For riders who want a piece of Olympic gold, it will be a long road to Vancouver. Spots on the US Team—and every team around the world—are limited. Between the team selection process and individual eligibility requirements, it’s quite a pile to sort through—and not just for the riders, for the fans, too. But all we want to know is—will our favorite dude (or female) be on the Olympic team? Well, we can’t quite tell you that yet, but we can tell you a little about how it’s decided. After poring over some documents at the USSA web site, we hit up U.S. Team’s Head Halfpipe Coach Mike Jankowski to help break it down a bit. For the full, unedited, official deal, go here.
Individual Eligibility:In order to be eligible to compete in the Olympics, everyone needs one top 30 finish in one World Cup event between Sept. 2008 and Jan 18, 2010. Mike adds, “This is the FISrule that basically makes sure anyone who ends up in the Olympics is competitive at an international level,” says Jankowski.
Olympic Starts:In order to have four available USA start spots for halfpipe, there must be four USA riders in the Top 40 of the FIS World Rank List. (Top 30 for the women). This list runs for about 1.5 seasons. The dates of the list are Jan 18, 2009 – Jan 18, 2010. This is similar to the process they used in 2002. “It makes each country earn their start spots so that the most competitive nations make it to the Olympics, and so that every small nation in the world can’t just enter people in whatever event.”
Then, our nation’s qualification process is the same as it has been. There are 5 Grand Prix events and based on each rider’s Top 2 results, a Grand Prix rank list is created. If the USA ends up with 4 men and 4 women in the World Rank List mentioned above, then the U.S. can enter up to that many riders in the Olympics for halfpipe.These are the 5 Grand Prix pipe events:December 11-12, 2009 Copper Mountain, CO
January 5-6, 2010 Mammoth, CA
December 8-9, 2010 Mammoth, CA
January 22, 2010 Park City, UT
January 23, 2010 Park City, UT

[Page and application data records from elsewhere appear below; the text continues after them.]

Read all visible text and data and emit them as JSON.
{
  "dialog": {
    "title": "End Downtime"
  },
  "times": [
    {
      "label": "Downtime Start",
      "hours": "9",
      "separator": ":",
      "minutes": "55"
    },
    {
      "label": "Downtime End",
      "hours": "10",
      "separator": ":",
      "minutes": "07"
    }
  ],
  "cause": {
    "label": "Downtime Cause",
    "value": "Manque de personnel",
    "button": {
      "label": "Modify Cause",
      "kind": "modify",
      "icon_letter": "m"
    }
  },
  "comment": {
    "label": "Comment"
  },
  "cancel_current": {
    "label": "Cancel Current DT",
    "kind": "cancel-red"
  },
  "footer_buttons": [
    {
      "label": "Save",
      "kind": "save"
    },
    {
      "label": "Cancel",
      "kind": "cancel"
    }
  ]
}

And these are just for pipe. There are five qualifiers for each discipline(find the schedule for the others here). Jankowski adds that “Each nation can enter a maximum of 18 people between all of the snowboarding disciplines—halfpipe, snowboard cross, parallel giant slalom—the number of people we enter in each event is based on how internationally competitive we are in that event (i.e. medal chances). So each discipline needs to earn those start spots by having people ranked in the Top 40/30 in the FIS World Rank List. If we have more than 18 people eligible between all of the disciplines, then we have to look at which disciplines we are the most competitive in and name our team based on that. Based on the last Olympics, we would likely enter 4 men and 4 women in halfpipe then look at SBX, then ALP.” Keep in mind that the results and positioning for each individual, as well as national teams are all still undecided at this time. Place your bets! Seriously, though, keep yourself updated on the Olympic selection process, right here. Stay tuned.
For more, check the US Snowboard Grand Prix site, here.